This is a nice segue into mentioning one of the other main figureheads of the Anti-Atheist movement: William Lane Craig. Craig has made a name for himself as a champion of certain logical and cosmological arguments for the existence of God, especially the kalām argument. One of the main points I’m getting at in this post is that, even if these arguments are still not found to persuasive, that these sorts of arguments are—and deserve to be—taken seriously among professionals is clear: for example, the Stanford Encyclopedia of Philosophy has a lengthy article on “Cosmological Argument“; the atheist philosopher of religion Graham Oppy devotes some 70 pages to this issue in his Arguing about Gods (Cambridge University Press); and there’s a steady stream of articles on the issue in academic journals.
The most convincing counter-response to the type of critique that Hart offers is—as Hart himself admits—that, at the end of the day, many if not most religious traditions aren’t ultimately satisfied with this barely-utterable, ground-of-all-being God—something that certainly applies to Hart’s own preferred faith tradition, Eastern Orthodoxy, which certainly stipulates many (perhaps increasingly unfashionable) tenets about our more “profane” reality and contingent historical events. This is where those like William Lane Craig have taken up the apologetic mantle, defending some of the more ground-level aspects of Christian theology and historicity: the reliability of the New Testament, the resurrection of Jesus, theodicy, and numerous other interpretive issues.

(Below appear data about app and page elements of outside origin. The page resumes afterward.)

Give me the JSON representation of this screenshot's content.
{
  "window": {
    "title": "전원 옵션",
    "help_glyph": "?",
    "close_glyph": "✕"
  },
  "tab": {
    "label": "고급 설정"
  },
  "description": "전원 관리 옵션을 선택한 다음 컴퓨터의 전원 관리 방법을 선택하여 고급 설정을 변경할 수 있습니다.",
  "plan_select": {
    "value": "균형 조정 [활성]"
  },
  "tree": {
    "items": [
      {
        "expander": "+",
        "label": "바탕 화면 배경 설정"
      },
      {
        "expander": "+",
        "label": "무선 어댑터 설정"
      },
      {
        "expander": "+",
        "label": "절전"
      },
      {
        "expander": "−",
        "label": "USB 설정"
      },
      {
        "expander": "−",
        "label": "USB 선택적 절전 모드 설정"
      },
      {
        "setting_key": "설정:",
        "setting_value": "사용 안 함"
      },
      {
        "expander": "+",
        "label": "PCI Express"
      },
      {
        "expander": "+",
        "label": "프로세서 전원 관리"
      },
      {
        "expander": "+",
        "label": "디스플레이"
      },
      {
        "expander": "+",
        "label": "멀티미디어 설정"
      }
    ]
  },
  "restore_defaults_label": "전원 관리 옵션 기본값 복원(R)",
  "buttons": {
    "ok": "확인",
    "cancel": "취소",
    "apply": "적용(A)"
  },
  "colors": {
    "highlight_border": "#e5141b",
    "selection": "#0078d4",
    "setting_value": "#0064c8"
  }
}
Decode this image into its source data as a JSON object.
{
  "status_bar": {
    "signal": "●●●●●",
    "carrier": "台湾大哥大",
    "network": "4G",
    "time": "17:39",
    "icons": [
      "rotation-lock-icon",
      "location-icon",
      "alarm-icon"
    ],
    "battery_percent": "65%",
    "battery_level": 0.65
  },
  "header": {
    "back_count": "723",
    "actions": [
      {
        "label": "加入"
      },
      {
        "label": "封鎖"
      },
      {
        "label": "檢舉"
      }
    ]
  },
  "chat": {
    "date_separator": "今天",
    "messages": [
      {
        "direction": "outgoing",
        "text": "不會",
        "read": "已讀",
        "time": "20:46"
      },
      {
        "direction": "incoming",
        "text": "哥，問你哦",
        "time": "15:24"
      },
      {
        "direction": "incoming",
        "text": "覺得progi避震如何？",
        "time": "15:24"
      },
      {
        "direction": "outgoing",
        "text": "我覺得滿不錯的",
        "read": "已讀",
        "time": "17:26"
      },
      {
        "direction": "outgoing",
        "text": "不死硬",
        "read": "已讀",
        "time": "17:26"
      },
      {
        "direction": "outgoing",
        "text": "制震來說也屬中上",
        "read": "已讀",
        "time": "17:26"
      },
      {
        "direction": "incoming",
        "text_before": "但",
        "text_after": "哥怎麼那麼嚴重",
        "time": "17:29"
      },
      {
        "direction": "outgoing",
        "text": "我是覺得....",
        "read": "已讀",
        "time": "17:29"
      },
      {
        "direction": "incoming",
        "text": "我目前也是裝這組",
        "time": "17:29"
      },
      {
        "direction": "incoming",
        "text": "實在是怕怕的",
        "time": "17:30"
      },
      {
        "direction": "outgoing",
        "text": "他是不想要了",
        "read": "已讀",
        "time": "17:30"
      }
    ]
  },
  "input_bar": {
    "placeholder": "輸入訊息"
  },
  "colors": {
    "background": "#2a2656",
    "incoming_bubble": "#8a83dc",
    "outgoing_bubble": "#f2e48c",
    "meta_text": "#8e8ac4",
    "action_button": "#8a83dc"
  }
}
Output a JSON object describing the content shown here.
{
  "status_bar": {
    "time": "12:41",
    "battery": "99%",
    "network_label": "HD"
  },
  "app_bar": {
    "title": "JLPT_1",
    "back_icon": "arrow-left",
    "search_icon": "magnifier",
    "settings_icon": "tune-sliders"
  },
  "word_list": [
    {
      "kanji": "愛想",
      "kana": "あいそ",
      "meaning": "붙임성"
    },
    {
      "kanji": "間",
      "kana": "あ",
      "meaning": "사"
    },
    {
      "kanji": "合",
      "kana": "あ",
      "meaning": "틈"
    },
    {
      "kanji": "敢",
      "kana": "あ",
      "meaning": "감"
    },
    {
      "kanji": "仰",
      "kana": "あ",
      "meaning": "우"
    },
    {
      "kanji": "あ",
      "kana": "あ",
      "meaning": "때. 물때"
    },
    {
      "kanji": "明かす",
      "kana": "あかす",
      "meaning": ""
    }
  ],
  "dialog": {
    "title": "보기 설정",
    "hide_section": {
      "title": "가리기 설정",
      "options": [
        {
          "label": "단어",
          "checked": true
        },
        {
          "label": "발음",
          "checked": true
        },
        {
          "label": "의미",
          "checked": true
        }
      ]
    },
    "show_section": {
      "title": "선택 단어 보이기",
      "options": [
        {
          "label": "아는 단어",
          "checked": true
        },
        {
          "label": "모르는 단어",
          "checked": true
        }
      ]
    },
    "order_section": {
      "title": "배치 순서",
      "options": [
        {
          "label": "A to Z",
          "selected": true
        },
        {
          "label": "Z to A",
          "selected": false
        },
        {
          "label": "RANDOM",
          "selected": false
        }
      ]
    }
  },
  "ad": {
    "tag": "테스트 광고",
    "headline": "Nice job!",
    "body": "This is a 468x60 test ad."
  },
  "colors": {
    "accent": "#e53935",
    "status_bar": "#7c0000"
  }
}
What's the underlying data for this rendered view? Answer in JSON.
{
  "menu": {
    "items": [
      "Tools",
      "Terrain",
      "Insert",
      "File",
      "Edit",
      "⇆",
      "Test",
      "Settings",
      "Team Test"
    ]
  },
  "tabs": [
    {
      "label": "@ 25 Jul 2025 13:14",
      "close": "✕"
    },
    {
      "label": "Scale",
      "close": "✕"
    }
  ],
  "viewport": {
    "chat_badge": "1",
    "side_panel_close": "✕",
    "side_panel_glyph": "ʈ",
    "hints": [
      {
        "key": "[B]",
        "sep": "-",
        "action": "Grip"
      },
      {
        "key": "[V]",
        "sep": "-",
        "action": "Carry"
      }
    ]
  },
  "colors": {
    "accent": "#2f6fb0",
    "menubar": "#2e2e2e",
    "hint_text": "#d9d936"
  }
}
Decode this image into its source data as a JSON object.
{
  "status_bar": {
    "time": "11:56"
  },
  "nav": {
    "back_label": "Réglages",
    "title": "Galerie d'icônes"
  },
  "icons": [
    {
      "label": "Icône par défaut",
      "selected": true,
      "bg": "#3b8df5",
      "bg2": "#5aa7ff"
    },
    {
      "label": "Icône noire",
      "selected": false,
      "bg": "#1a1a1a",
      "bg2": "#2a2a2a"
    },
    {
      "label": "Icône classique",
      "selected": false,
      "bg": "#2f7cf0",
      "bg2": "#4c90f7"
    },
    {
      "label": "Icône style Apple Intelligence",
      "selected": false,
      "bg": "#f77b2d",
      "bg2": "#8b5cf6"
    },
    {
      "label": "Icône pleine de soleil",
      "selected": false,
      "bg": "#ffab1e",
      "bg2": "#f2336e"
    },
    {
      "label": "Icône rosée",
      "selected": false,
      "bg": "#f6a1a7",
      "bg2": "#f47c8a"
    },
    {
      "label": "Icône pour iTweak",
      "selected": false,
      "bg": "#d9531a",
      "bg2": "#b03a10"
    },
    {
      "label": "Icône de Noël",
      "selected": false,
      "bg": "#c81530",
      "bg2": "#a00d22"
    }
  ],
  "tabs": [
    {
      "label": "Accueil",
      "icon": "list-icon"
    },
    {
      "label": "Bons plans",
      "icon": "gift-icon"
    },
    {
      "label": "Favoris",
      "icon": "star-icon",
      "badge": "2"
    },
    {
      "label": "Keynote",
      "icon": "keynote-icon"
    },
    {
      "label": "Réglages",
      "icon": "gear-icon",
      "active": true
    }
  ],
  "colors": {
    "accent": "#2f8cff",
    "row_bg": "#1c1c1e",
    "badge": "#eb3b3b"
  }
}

Again, as atheists, we’re under no obligation to find these arguments ultimately persuasive; but we owe it to ourselves to take them seriously: seriously enough to not neglect looking at the best theological literature out there—and serious enough to truly learn about the origins and evolution of early Judaism and Christianity (and, indeed, all religions that we critique), and their doctrines and diversity.
⁂ ⁂ ⁂